Molly Ringwald didn’t name names in her New Yorker op-ed about sexual harassment in Hollywood, but the former ’80s movie queen didn’t exactly hide who she was talking about, either. In her extremely personal essay, Ringwald referenced a 1990s Movieline article about her “fall” from pop culture grace. In the article, a major studio head was quoted as making a disgusting comment about the Sixteen Candles star. Twenty-two years later, Molly remembers the quote well.
“In that article,” Molly Ringwald wrote the following.
“The head of a major studio—and, incidentally, someone who claims himself to be horrified by the Harvey [Weinstein] allegations—was quoted as saying, ‘I wouldn’t know [Molly Ringwald] if she sat on my face.'”
Ringwald went on to say she was just 24-years-old at the time that the Movieline quote was published. But she even tried to give the famous studio head the benefit of the doubt.
“Maybe he was misquoted,” Ringwald wrote.
“If he ever sent a note of apology, it must have gotten lost in the mail.”
It’s not hard to find the 1995 Movieline article, which is titled “Molly Ringwald: 16 Candles in the Wind,” because Ringwald revealed she had been on the cover of the issue of the movie magazine that she referenced. In the 1995 article, the explicit quote about Molly was attributed to Jeffrey Katzenberg, the former chairman of Walt Disney Studios and CEO of DreamWorks Animation, who now runs the digital media firm WndrCo.
Here is the context in which Katzenberg’s alleged quote about Molly Ringwald was used:
In a statement to The Hollywood Reporter, Jeffrey Katzenberg said he is mortified that Molly Ringwald had to read such a quote.
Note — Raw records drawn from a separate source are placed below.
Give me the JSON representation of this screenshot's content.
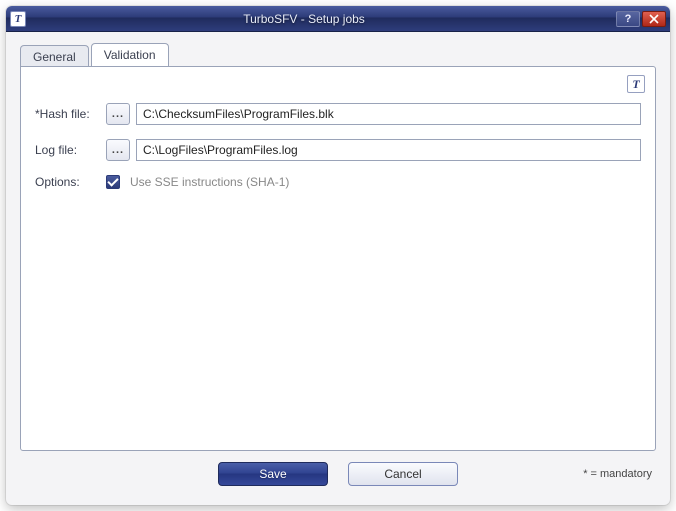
{
  "window": {
    "title": "TurboSFV - Setup jobs",
    "app_icon_letter": "T"
  },
  "tabs": {
    "general": "General",
    "validation": "Validation",
    "active": "validation"
  },
  "panel": {
    "corner_icon_letter": "T",
    "hash_file": {
      "label": "*Hash file:",
      "value": "C:\\ChecksumFiles\\ProgramFiles.blk",
      "browse": "..."
    },
    "log_file": {
      "label": "Log file:",
      "value": "C:\\LogFiles\\ProgramFiles.log",
      "browse": "..."
    },
    "options": {
      "label": "Options:",
      "use_sse_label": "Use SSE instructions (SHA-1)",
      "use_sse_checked": true
    }
  },
  "footer": {
    "save": "Save",
    "cancel": "Cancel",
    "mandatory_note": "* = mandatory"
  }
}
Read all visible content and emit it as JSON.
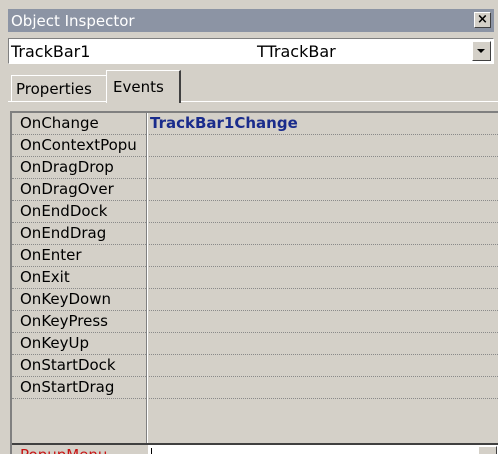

But in a carefully crafted apology statement, Katzenberg stopped short of actually admitting that he made the crude comment.
“That Molly Ringwald had to read those words attributed to me and believe I said them is horrifying, mortifying and embarrassing to me,” Katzenberg told THR.
“Anyone who knows me now or back then knows I do not use language like that as a matter of course, or tolerate it. Ms. Ringwald, 22 years too late, I am deeply, deeply sorry.”
While his apology for the Movieline quote is two decades late, Katzenberg has been vocal about his disgust over the Harvey Weinstein scandal and was one of the first Hollywood heavy hitters to condemn the disgraced film producer amid the dozens of sexual harassment allegations against him.
Jeffrey Katzenberg told THR he “was paralyzed” when Weinstein asked him and other Hollywood executives to publicly vouch for his character ahead of his termination from The Weinstein Co. The longtime DreamWorks exec went on record as saying Harvey Weinstein has “done terrible things to a number of women over a period of years,” and said he was “sickened, angry” and “disappointed” in the former movie mogul. Now, Jeffrey Katzenberg seems to be disappointed in himself, too.
Take a look at the video below to see Molly Ringwald talking about her reign as a teen movie star.
[Featured Image by AP Images]